■ Task ■
Would you please copy out each entry exactly?

^^^^

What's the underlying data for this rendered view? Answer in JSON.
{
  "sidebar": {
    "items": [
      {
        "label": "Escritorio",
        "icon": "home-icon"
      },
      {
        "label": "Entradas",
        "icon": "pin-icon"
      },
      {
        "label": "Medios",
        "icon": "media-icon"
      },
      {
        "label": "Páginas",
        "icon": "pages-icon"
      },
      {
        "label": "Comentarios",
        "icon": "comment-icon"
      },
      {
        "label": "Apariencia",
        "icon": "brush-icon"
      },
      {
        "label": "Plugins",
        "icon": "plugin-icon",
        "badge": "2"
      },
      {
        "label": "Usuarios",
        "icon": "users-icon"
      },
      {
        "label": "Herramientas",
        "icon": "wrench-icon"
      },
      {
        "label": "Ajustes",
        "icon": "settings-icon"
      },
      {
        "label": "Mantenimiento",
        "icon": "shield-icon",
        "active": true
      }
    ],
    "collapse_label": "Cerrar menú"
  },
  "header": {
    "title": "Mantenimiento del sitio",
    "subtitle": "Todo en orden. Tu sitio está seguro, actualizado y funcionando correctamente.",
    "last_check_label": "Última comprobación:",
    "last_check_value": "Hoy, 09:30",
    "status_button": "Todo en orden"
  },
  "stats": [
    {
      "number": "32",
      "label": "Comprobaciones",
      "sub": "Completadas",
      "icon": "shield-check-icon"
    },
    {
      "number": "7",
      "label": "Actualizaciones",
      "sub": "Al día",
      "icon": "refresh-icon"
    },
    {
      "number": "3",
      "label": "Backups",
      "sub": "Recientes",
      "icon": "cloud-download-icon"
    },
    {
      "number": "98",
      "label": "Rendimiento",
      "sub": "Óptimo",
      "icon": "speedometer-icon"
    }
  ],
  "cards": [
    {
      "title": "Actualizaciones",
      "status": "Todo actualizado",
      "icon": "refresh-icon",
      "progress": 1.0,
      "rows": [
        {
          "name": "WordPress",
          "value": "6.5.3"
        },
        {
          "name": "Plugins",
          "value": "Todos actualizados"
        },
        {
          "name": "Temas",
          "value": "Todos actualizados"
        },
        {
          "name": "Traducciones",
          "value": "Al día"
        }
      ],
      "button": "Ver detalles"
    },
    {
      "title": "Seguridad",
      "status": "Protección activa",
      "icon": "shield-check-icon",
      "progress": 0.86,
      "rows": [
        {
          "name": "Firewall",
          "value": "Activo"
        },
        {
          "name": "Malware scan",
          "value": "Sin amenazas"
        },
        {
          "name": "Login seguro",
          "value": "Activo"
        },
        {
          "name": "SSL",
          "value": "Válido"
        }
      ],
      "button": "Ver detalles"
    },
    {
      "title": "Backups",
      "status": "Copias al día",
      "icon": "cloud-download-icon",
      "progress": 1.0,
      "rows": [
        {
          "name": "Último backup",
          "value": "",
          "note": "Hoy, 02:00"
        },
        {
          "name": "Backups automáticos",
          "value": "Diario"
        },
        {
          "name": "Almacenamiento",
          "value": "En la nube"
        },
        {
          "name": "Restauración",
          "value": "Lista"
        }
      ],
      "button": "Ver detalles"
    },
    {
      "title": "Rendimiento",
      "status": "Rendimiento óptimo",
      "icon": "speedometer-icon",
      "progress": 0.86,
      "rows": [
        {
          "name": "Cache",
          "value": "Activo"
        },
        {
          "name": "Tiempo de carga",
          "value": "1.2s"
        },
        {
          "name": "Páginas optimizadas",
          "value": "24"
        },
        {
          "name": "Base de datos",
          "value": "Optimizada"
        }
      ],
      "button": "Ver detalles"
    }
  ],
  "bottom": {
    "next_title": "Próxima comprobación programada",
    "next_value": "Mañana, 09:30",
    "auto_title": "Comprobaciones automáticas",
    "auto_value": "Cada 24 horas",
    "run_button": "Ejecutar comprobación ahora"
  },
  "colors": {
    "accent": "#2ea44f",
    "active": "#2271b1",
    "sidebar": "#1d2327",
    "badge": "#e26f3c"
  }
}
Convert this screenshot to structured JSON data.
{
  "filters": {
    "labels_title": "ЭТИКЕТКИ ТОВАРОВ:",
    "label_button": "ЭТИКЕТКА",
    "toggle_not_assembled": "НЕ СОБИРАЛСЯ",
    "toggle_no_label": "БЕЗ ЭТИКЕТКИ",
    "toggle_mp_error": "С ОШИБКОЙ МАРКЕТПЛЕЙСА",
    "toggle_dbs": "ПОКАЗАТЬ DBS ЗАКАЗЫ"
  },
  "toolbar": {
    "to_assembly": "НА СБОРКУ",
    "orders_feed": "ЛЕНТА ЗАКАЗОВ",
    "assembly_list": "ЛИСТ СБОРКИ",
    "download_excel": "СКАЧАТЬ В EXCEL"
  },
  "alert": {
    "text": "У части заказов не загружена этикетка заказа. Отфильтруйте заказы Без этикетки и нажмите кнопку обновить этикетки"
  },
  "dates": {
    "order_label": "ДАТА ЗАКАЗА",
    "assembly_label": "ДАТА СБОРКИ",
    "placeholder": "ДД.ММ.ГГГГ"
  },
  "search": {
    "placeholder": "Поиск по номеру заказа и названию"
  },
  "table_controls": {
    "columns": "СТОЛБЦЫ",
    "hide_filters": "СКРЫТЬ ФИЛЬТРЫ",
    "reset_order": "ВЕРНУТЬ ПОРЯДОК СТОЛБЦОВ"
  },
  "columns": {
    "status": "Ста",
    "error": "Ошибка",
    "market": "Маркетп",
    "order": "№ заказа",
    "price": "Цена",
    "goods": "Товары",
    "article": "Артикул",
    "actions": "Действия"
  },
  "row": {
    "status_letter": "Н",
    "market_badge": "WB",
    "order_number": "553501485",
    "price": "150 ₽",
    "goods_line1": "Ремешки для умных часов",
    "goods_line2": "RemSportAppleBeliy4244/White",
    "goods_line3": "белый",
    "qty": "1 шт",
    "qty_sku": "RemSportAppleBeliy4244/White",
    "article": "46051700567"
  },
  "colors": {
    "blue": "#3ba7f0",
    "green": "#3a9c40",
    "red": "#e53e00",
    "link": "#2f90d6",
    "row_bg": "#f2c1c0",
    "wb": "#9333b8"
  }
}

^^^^

■ Expected answer ■
What's the underlying data for this rendered view? Answer in JSON.
{
  "sidebar": {
    "items": [
      {
        "label": "Escritorio",
        "icon": "home-icon"
      },
      {
        "label": "Entradas",
        "icon": "pin-icon"
      },
      {
        "label": "Medios",
        "icon": "media-icon"
      },
      {
        "label": "Páginas",
        "icon": "pages-icon"
      },
      {
        "label": "Comentarios",
        "icon": "comment-icon"
      },
      {
        "label": "Apariencia",
        "icon": "brush-icon"
      },
      {
        "label": "Plugins",
        "icon": "plugin-icon",
        "badge": "2"
      },
      {
        "label": "Usuarios",
        "icon": "users-icon"
      },
      {
        "label": "Herramientas",
        "icon": "wrench-icon"
      },
      {
        "label": "Ajustes",
        "icon": "settings-icon"
      },
      {
        "label": "Mantenimiento",
        "icon": "shield-icon",
        "active": true
      }
    ],
    "collapse_label": "Cerrar menú"
  },
  "header": {
    "title": "Mantenimiento del sitio",
    "subtitle": "Todo en orden. Tu sitio está seguro, actualizado y funcionando correctamente.",
    "last_check_label": "Última comprobación:",
    "last_check_value": "Hoy, 09:30",
    "status_button": "Todo en orden"
  },
  "stats": [
    {
      "number": "32",
      "label": "Comprobaciones",
      "sub": "Completadas",
      "icon": "shield-check-icon"
    },
    {
      "number": "7",
      "label": "Actualizaciones",
      "sub": "Al día",
      "icon": "refresh-icon"
    },
    {
      "number": "3",
      "label": "Backups",
      "sub": "Recientes",
      "icon": "cloud-download-icon"
    },
    {
      "number": "98",
      "label": "Rendimiento",
      "sub": "Óptimo",
      "icon": "speedometer-icon"
    }
  ],
  "cards": [
    {
      "title": "Actualizaciones",
      "status": "Todo actualizado",
      "icon": "refresh-icon",
      "progress": 1.0,
      "rows": [
        {
          "name": "WordPress",
          "value": "6.5.3"
        },
        {
          "name": "Plugins",
          "value": "Todos actualizados"
        },
        {
          "name": "Temas",
          "value": "Todos actualizados"
        },
        {
          "name": "Traducciones",
          "value": "Al día"
        }
      ],
      "button": "Ver detalles"
    },
    {
      "title": "Seguridad",
      "status": "Protección activa",
      "icon": "shield-check-icon",
      "progress": 0.86,
      "rows": [
        {
          "name": "Firewall",
          "value": "Activo"
        },
        {
          "name": "Malware scan",
          "value": "Sin amenazas"
        },
        {
          "name": "Login seguro",
          "value": "Activo"
        },
        {
          "name": "SSL",
          "value": "Válido"
        }
      ],
      "button": "Ver detalles"
    },
    {
      "title": "Backups",
      "status": "Copias al día",
      "icon": "cloud-download-icon",
      "progress": 1.0,
      "rows": [
        {
          "name": "Último backup",
          "value": "",
          "note": "Hoy, 02:00"
        },
        {
          "name": "Backups automáticos",
          "value": "Diario"
        },
        {
          "name": "Almacenamiento",
          "value": "En la nube"
        },
        {
          "name": "Restauración",
          "value": "Lista"
        }
      ],
      "button": "Ver detalles"
    },
    {
      "title": "Rendimiento",
      "status": "Rendimiento óptimo",
      "icon": "speedometer-icon",
      "progress": 0.86,
      "rows": [
        {
          "name": "Cache",
          "value": "Activo"
        },
        {
          "name": "Tiempo de carga",
          "value": "1.2s"
        },
        {
          "name": "Páginas optimizadas",
          "value": "24"
        },
        {
          "name": "Base de datos",
          "value": "Optimizada"
        }
      ],
      "button": "Ver detalles"
    }
  ],
  "bottom": {
    "next_title": "Próxima comprobación programada",
    "next_value": "Mañana, 09:30",
    "auto_title": "Comprobaciones automáticas",
    "auto_value": "Cada 24 horas",
    "run_button": "Ejecutar comprobación ahora"
  },
  "colors": {
    "accent": "#2ea44f",
    "active": "#2271b1",
    "sidebar": "#1d2327",
    "badge": "#e26f3c"
  }
}
Convert this screenshot to structured JSON data.
{
  "filters": {
    "labels_title": "ЭТИКЕТКИ ТОВАРОВ:",
    "label_button": "ЭТИКЕТКА",
    "toggle_not_assembled": "НЕ СОБИРАЛСЯ",
    "toggle_no_label": "БЕЗ ЭТИКЕТКИ",
    "toggle_mp_error": "С ОШИБКОЙ МАРКЕТПЛЕЙСА",
    "toggle_dbs": "ПОКАЗАТЬ DBS ЗАКАЗЫ"
  },
  "toolbar": {
    "to_assembly": "НА СБОРКУ",
    "orders_feed": "ЛЕНТА ЗАКАЗОВ",
    "assembly_list": "ЛИСТ СБОРКИ",
    "download_excel": "СКАЧАТЬ В EXCEL"
  },
  "alert": {
    "text": "У части заказов не загружена этикетка заказа. Отфильтруйте заказы Без этикетки и нажмите кнопку обновить этикетки"
  },
  "dates": {
    "order_label": "ДАТА ЗАКАЗА",
    "assembly_label": "ДАТА СБОРКИ",
    "placeholder": "ДД.ММ.ГГГГ"
  },
  "search": {
    "placeholder": "Поиск по номеру заказа и названию"
  },
  "table_controls": {
    "columns": "СТОЛБЦЫ",
    "hide_filters": "СКРЫТЬ ФИЛЬТРЫ",
    "reset_order": "ВЕРНУТЬ ПОРЯДОК СТОЛБЦОВ"
  },
  "columns": {
    "status": "Ста",
    "error": "Ошибка",
    "market": "Маркетп",
    "order": "№ заказа",
    "price": "Цена",
    "goods": "Товары",
    "article": "Артикул",
    "actions": "Действия"
  },
  "row": {
    "status_letter": "Н",
    "market_badge": "WB",
    "order_number": "553501485",
    "price": "150 ₽",
    "goods_line1": "Ремешки для умных часов",
    "goods_line2": "RemSportAppleBeliy4244/White",
    "goods_line3": "белый",
    "qty": "1 шт",
    "qty_sku": "RemSportAppleBeliy4244/White",
    "article": "46051700567"
  },
  "colors": {
    "blue": "#3ba7f0",
    "green": "#3a9c40",
    "red": "#e53e00",
    "link": "#2f90d6",
    "row_bg": "#f2c1c0",
    "wb": "#9333b8"
  }
}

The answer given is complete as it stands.